Drawn to shorts off the back of her gaming streams, she’d ask her audience “Did you know this” and when the answer was “No”, she decided to make a series of shorts called Seige 101 where she could teach tricks and tips. From her experience, the algorithms on platforms like TikTok and YouTube Shorts heavily push educational content (even if that is education within gaming). Siege 101 accumulated over 10 million views in just 60 days - clearly highlighting the demand for the content. 

With the success of that series, she now has two others that are both educational and have amassed millions of views, almost tripling her number of followers. And, thanks to the speed and ease of creating the content, she’s convinced short-form is the way forward.

Mobile consumption and echo chambers 

We’ve got to look at the negative side of all this. Often known as “nomophobia”, smartphone addiction is a real thing. It’s uncommon that the device causes the addiction but rather overuse of the internet - the compulsion to talk to people online, gamble or scroll social media. It’s extreme but it is real. And, the short-form video medium doesn’t exactly help. 

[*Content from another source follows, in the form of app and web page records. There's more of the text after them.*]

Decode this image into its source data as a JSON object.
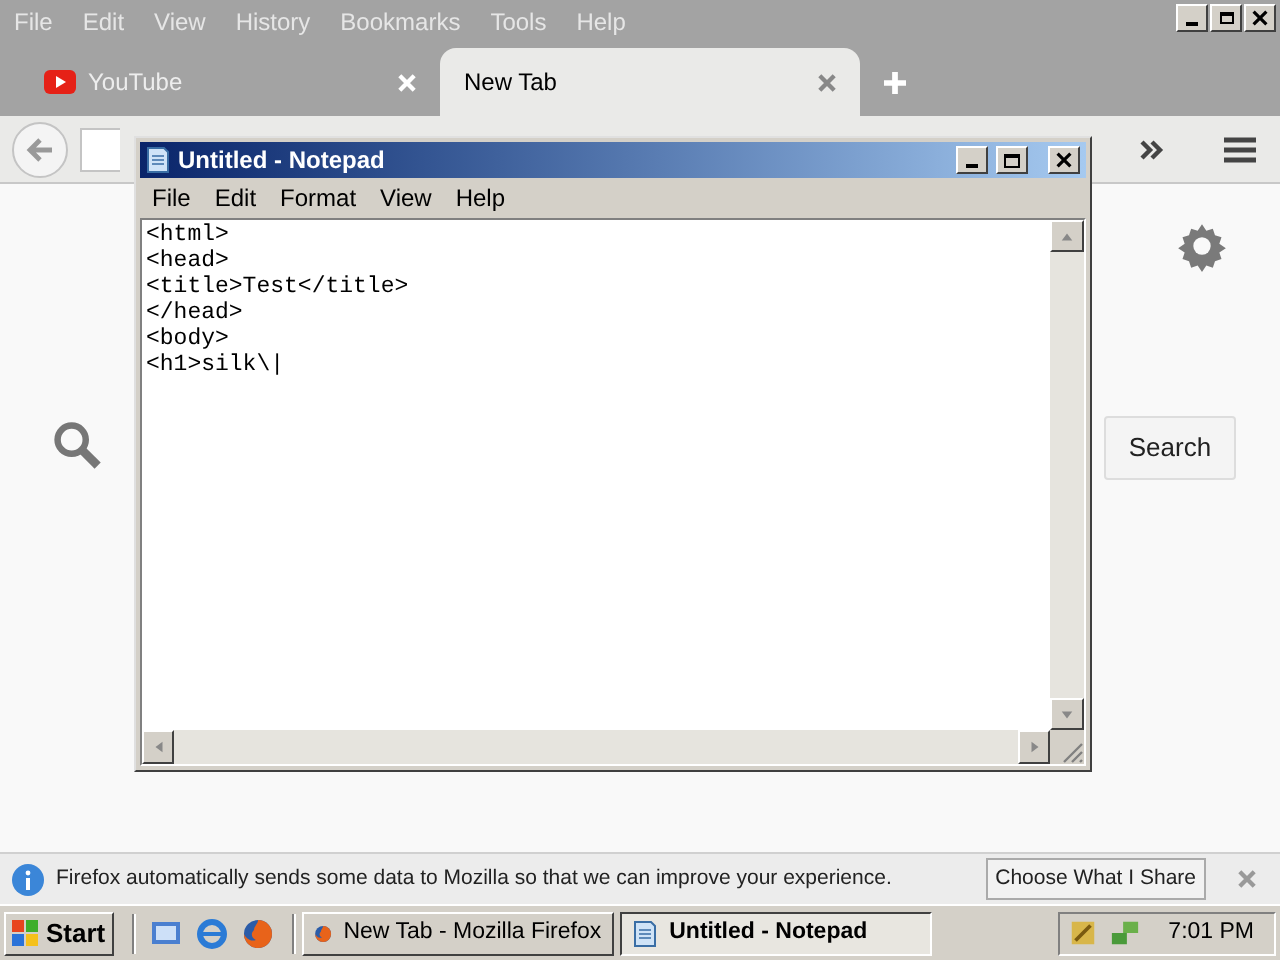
{
  "firefox": {
    "menu": [
      "File",
      "Edit",
      "View",
      "History",
      "Bookmarks",
      "Tools",
      "Help"
    ],
    "tabs": [
      {
        "label": "YouTube",
        "selected": false,
        "kind": "youtube"
      },
      {
        "label": "New Tab",
        "selected": true,
        "kind": "blank"
      }
    ],
    "search_button": "Search"
  },
  "notepad": {
    "title": "Untitled - Notepad",
    "menu": [
      "File",
      "Edit",
      "Format",
      "View",
      "Help"
    ],
    "lines": [
      "<html>",
      "<head>",
      "<title>Test</title>",
      "</head>",
      "<body>",
      "<h1>silk\\|"
    ]
  },
  "notification": {
    "text": "Firefox automatically sends some data to Mozilla so that we can improve your experience.",
    "button": "Choose What I Share"
  },
  "taskbar": {
    "start": "Start",
    "tasks": [
      {
        "label": "New Tab - Mozilla Firefox",
        "selected": false,
        "kind": "firefox"
      },
      {
        "label": "Untitled - Notepad",
        "selected": true,
        "kind": "notepad"
      }
    ],
    "clock": "7:01 PM"
  }
}
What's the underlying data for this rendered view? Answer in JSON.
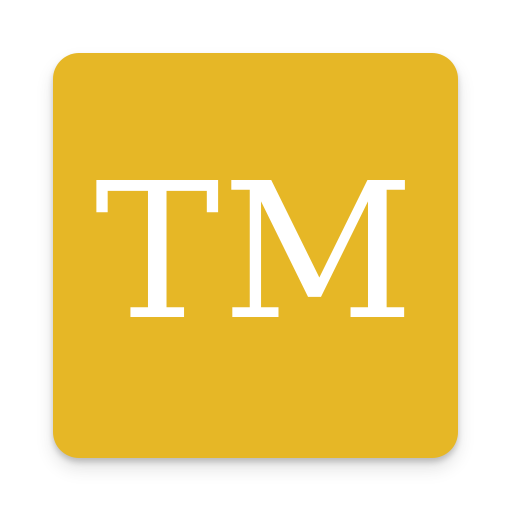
{
  "icon": {
    "monogram": "TM",
    "background_color": "#E6B726",
    "text_color": "#FFFFFF"
  }
}
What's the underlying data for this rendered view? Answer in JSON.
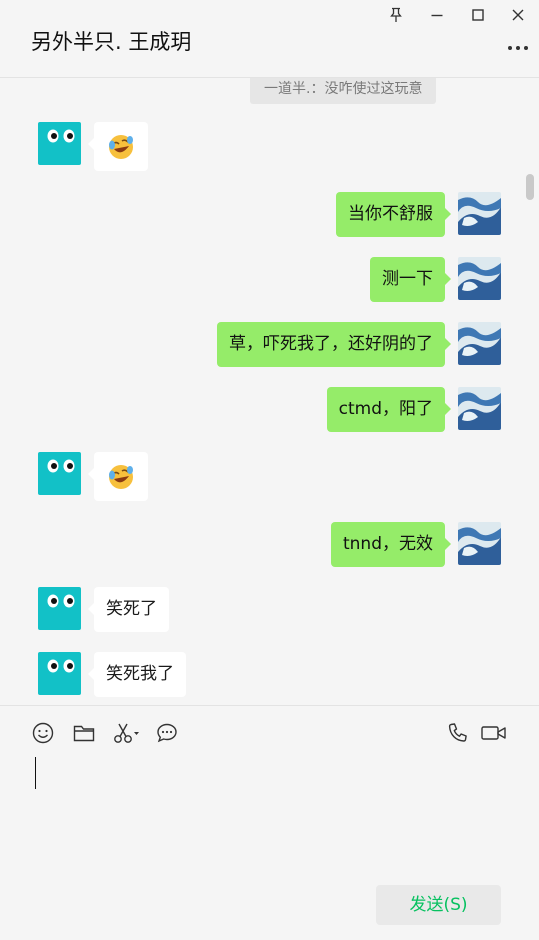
{
  "window": {
    "title": "另外半只. 王成玥"
  },
  "chat": {
    "system_notice": "一道半.：没咋使过这玩意",
    "messages": [
      {
        "side": "left",
        "type": "emoji",
        "emoji": "laughing-rolling-emoji"
      },
      {
        "side": "right",
        "type": "text",
        "text": "当你不舒服"
      },
      {
        "side": "right",
        "type": "text",
        "text": "测一下"
      },
      {
        "side": "right",
        "type": "text",
        "text": "草，吓死我了，还好阴的了"
      },
      {
        "side": "right",
        "type": "text",
        "text": "ctmd，阳了"
      },
      {
        "side": "left",
        "type": "emoji",
        "emoji": "laughing-rolling-emoji"
      },
      {
        "side": "right",
        "type": "text",
        "text": "tnnd，无效"
      },
      {
        "side": "left",
        "type": "text",
        "text": "笑死了"
      },
      {
        "side": "left",
        "type": "text",
        "text": "笑死我了"
      }
    ]
  },
  "toolbar": {
    "icons": [
      "smiley-icon",
      "folder-icon",
      "scissors-icon",
      "chat-bubble-icon",
      "phone-icon",
      "video-icon"
    ]
  },
  "composer": {
    "value": "",
    "send_label": "发送(S)"
  },
  "colors": {
    "self_bubble": "#95ec69",
    "other_bubble": "#ffffff",
    "send_text": "#07c160",
    "avatar_teal": "#12c1c7"
  }
}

It’s often muscle memory to simply unlock your phone and just look at it. There’s no real reason for you doing it, no task that needed doing, no texts or calls. Simply open your phone and before you know it, you’re scrolling Instagram or Twitter. And then you put it away. Are you aware of what information you’ve taken in? Was it meaningful? 

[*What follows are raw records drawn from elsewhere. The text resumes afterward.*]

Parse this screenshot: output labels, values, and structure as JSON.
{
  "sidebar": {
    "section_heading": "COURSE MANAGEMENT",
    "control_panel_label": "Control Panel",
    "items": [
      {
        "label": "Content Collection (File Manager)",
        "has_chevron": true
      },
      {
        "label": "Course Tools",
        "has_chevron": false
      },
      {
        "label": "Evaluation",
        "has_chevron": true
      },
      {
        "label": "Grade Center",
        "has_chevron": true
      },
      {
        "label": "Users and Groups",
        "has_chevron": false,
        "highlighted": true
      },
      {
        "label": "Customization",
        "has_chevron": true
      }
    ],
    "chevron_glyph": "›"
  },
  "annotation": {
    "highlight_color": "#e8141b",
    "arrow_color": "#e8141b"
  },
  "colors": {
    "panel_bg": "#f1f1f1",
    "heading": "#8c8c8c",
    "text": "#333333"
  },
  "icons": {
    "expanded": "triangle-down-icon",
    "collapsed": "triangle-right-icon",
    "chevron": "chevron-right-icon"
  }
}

Speaking on Crowd Network’s podcast The Joe Marler Show, social media manager Adam Biddle questions a negative of constant video scrolling: can you remember the last ten things you watched on social media? I don’t know about you, but I can’t. Although, I know my algorithm generally chucks up videos of cats or golden retrievers… 

Short-form videos (and social media as a whole) have the potential to influence public opinion, raise awareness and mobilise communities around social issues. The spreading of social commentary and misinformation is rife on social media. Short-form content heavily contributes to this because videos are shorter and contain less information - only select parts of a wider conversation. But are you at a disadvantage if this is your main source of news or information? I would say yes. It’s common that people end up watching what is essentially propaganda and before you know it, they’re stuck in a toxic echo chamber that’s void of differing opinions and ideas.

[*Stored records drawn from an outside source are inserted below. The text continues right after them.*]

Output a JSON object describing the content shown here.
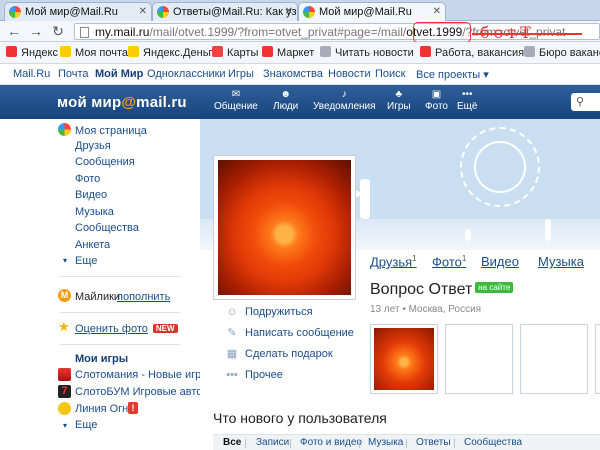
{
  "browser": {
    "tabs": [
      {
        "title": "Мой мир@Mail.Ru"
      },
      {
        "title": "Ответы@Mail.Ru: Как узна"
      },
      {
        "title": "Мой мир@Mail.Ru"
      }
    ],
    "url_host": "my.mail.ru",
    "url_path": "/mail/otvet.1999/?from=otvet_privat#page=/mail/",
    "url_highlight": "otvet.1999",
    "url_tail": "/?from=otvet_privat",
    "scribble": "ботТ",
    "annotation_color": "#e33333"
  },
  "bookmarks": [
    "Яндекс",
    "Моя почта",
    "Яндекс.Деньги",
    "Карты",
    "Маркет",
    "Читать новости",
    "Работа, вакансия Р",
    "Бюро вакансий"
  ],
  "portal_nav": [
    "Mail.Ru",
    "Почта",
    "Мой Мир",
    "Одноклассники",
    "Игры",
    "Знакомства",
    "Новости",
    "Поиск",
    "Все проекты ▾"
  ],
  "header": {
    "logo_pre": "мой мир",
    "logo_at": "@",
    "logo_post": "mail.ru",
    "nav": [
      {
        "label": "Общение",
        "icon": "chat-icon"
      },
      {
        "label": "Люди",
        "icon": "people-icon"
      },
      {
        "label": "Уведомления",
        "icon": "bell-icon"
      },
      {
        "label": "Игры",
        "icon": "gamepad-icon"
      },
      {
        "label": "Фото",
        "icon": "camera-icon"
      },
      {
        "label": "Ещё",
        "icon": "more-icon"
      }
    ]
  },
  "sidebar": {
    "my_page": "Моя страница",
    "links": [
      "Друзья",
      "Сообщения",
      "Фото",
      "Видео",
      "Музыка",
      "Сообщества",
      "Анкета"
    ],
    "more": "Еще",
    "mailiki": "Майлики",
    "top_up": "пополнить",
    "rate_photos": "Оценить фото",
    "new_badge": "NEW",
    "games_title": "Мои игры",
    "games": [
      "Слотомания - Новые игр",
      "СлотоБУМ Игровые авто",
      "Линия Огня"
    ],
    "games_more": "Еще"
  },
  "profile": {
    "actions": [
      "Подружиться",
      "Написать сообщение",
      "Сделать подарок",
      "Прочее"
    ],
    "tabs": [
      {
        "label": "Друзья",
        "count": "1"
      },
      {
        "label": "Фото",
        "count": "1"
      },
      {
        "label": "Видео",
        "count": ""
      },
      {
        "label": "Музыка",
        "count": ""
      }
    ],
    "name": "Вопрос Ответ",
    "online_badge": "на сайте",
    "meta": "13 лет • Москва, Россия",
    "whats_new": "Что нового у пользователя",
    "feed_tabs": [
      "Все",
      "Записи",
      "Фото и видео",
      "Музыка",
      "Ответы",
      "Сообщества"
    ]
  }
}
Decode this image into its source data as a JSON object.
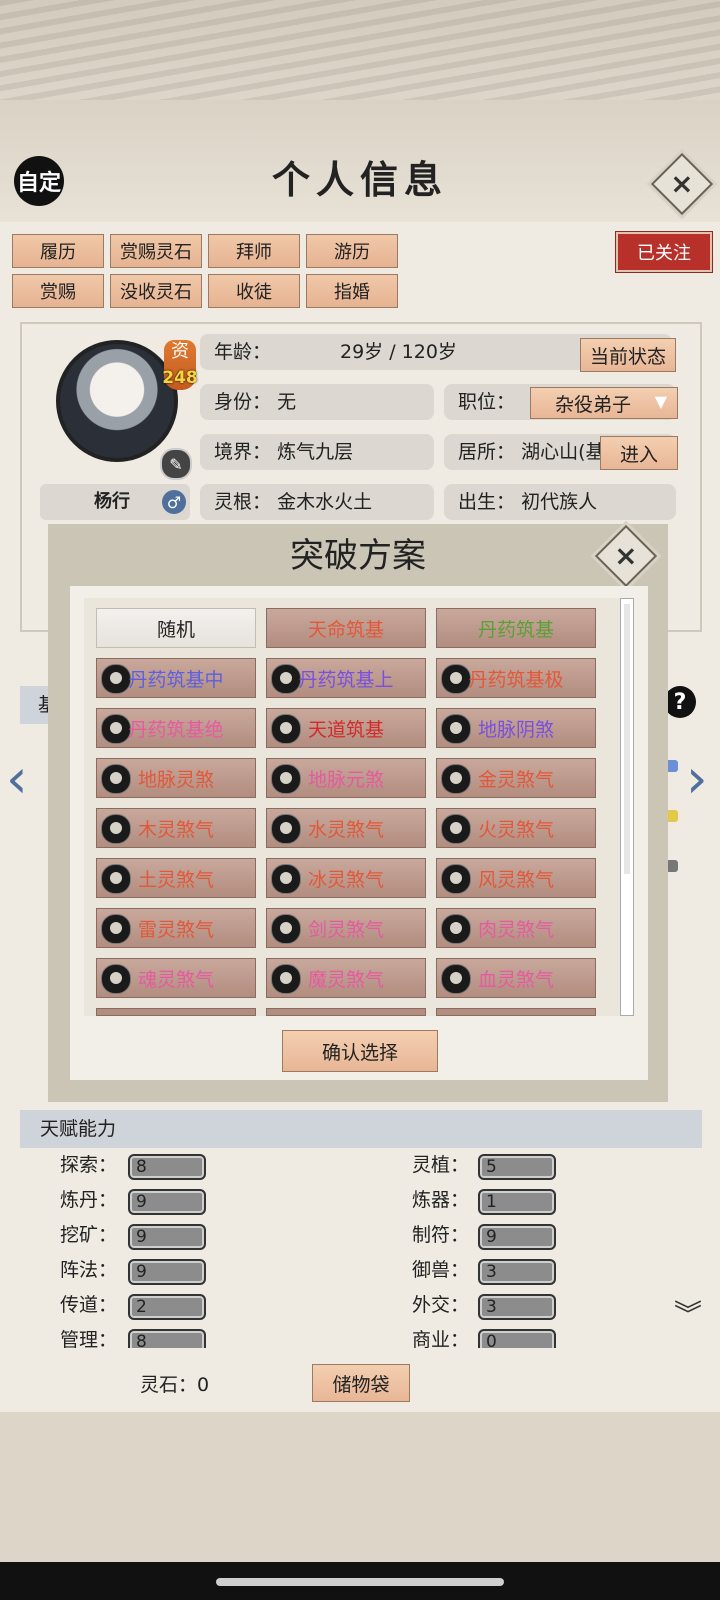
{
  "header": {
    "custom_label": "自定",
    "title": "个人信息",
    "close_icon": "close-icon"
  },
  "actions": {
    "row1": [
      "履历",
      "赏赐灵石",
      "拜师",
      "游历"
    ],
    "row2": [
      "赏赐",
      "没收灵石",
      "收徒",
      "指婚"
    ],
    "follow": "已关注"
  },
  "profile": {
    "aptitude_label": "资",
    "aptitude_value": "248",
    "name": "杨行",
    "age_label": "年龄：",
    "age_value": "29岁 / 120岁",
    "status_button": "当前状态",
    "identity_label": "身份：",
    "identity_value": "无",
    "position_label": "职位：",
    "position_value": "杂役弟子",
    "realm_label": "境界：",
    "realm_value": "炼气九层",
    "residence_label": "居所：",
    "residence_value": "湖心山(基",
    "enter_button": "进入",
    "root_label": "灵根：",
    "root_value": "金木水火土",
    "birth_label": "出生：",
    "birth_value": "初代族人",
    "tab_peek": "基"
  },
  "breakthrough": {
    "title": "突破方案",
    "options": [
      {
        "label": "随机",
        "color": "#222222"
      },
      {
        "label": "天命筑基",
        "color": "#e2583a"
      },
      {
        "label": "丹药筑基",
        "color": "#5aa033"
      },
      {
        "label": "丹药筑基中",
        "color": "#5b5fe0"
      },
      {
        "label": "丹药筑基上",
        "color": "#7a4fe0"
      },
      {
        "label": "丹药筑基极",
        "color": "#e2583a"
      },
      {
        "label": "丹药筑基绝",
        "color": "#e65aa0"
      },
      {
        "label": "天道筑基",
        "color": "#d42a2a"
      },
      {
        "label": "地脉阴煞",
        "color": "#7a4fe0"
      },
      {
        "label": "地脉灵煞",
        "color": "#e2583a"
      },
      {
        "label": "地脉元煞",
        "color": "#e65aa0"
      },
      {
        "label": "金灵煞气",
        "color": "#e2583a"
      },
      {
        "label": "木灵煞气",
        "color": "#e2583a"
      },
      {
        "label": "水灵煞气",
        "color": "#e2583a"
      },
      {
        "label": "火灵煞气",
        "color": "#e2583a"
      },
      {
        "label": "土灵煞气",
        "color": "#e2583a"
      },
      {
        "label": "冰灵煞气",
        "color": "#e2583a"
      },
      {
        "label": "风灵煞气",
        "color": "#e2583a"
      },
      {
        "label": "雷灵煞气",
        "color": "#e2583a"
      },
      {
        "label": "剑灵煞气",
        "color": "#e65aa0"
      },
      {
        "label": "肉灵煞气",
        "color": "#e65aa0"
      },
      {
        "label": "魂灵煞气",
        "color": "#e65aa0"
      },
      {
        "label": "魔灵煞气",
        "color": "#e65aa0"
      },
      {
        "label": "血灵煞气",
        "color": "#e65aa0"
      }
    ],
    "confirm": "确认选择"
  },
  "talents": {
    "title": "天赋能力",
    "left": [
      {
        "label": "探索：",
        "value": "8"
      },
      {
        "label": "炼丹：",
        "value": "9"
      },
      {
        "label": "挖矿：",
        "value": "9"
      },
      {
        "label": "阵法：",
        "value": "9"
      },
      {
        "label": "传道：",
        "value": "2"
      },
      {
        "label": "管理：",
        "value": "8"
      }
    ],
    "right": [
      {
        "label": "灵植：",
        "value": "5"
      },
      {
        "label": "炼器：",
        "value": "1"
      },
      {
        "label": "制符：",
        "value": "9"
      },
      {
        "label": "御兽：",
        "value": "3"
      },
      {
        "label": "外交：",
        "value": "3"
      },
      {
        "label": "商业：",
        "value": "0"
      }
    ]
  },
  "footer": {
    "stone": "灵石：0",
    "bag": "储物袋"
  },
  "colors": {
    "accent_blue": "#4f6f9c",
    "follow_red": "#b8302a",
    "button_peach": "#e6b392"
  }
}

Short-form video is everywhere

Short-form video is everywhere and it isn’t going away. It’s one of the most powerful forms of marketing ever. It’s more authentic, relatable and easy to get involved. Brands have done incredible work using silly videos to increase brand awareness and add personality to an otherwise corporate entity. 

They’re seen as more genuine, especially when their videos look more or less the same as non-branded accounts e.g. using the same in-app audio, filters, following trends and filmed on the same phones the viewers have. It means people feel like they’re connecting with the brands they love.

Short-form is breaking records and changing the way we interact. It’s easier, it’s quicker and more engaging. The State of Video Marketing 2023 report found that “96% of people have watched an explainer video to learn more about a product or service.” And, “89% of people say watching a video has convinced them to buy a product or service.” It’s clear, this form of marketing is working.

All of this to say, I like engaging, longer-form video and film. Do I want it to go? No. Do I think there are issues with short-form video? Yes - its popularity, among many other things, clearly demonstrates society's reduced attention span. 

But, that said, short-form is shorter. And, I’ve got things to do.

About the Author

Leo White has been a member of the Wex Photo Video team since 2018, working in a variety of roles ranging from the contact centre to the product setup team. With both a photography BA and MA, Leo has a wealth of knowledge he's ready to share.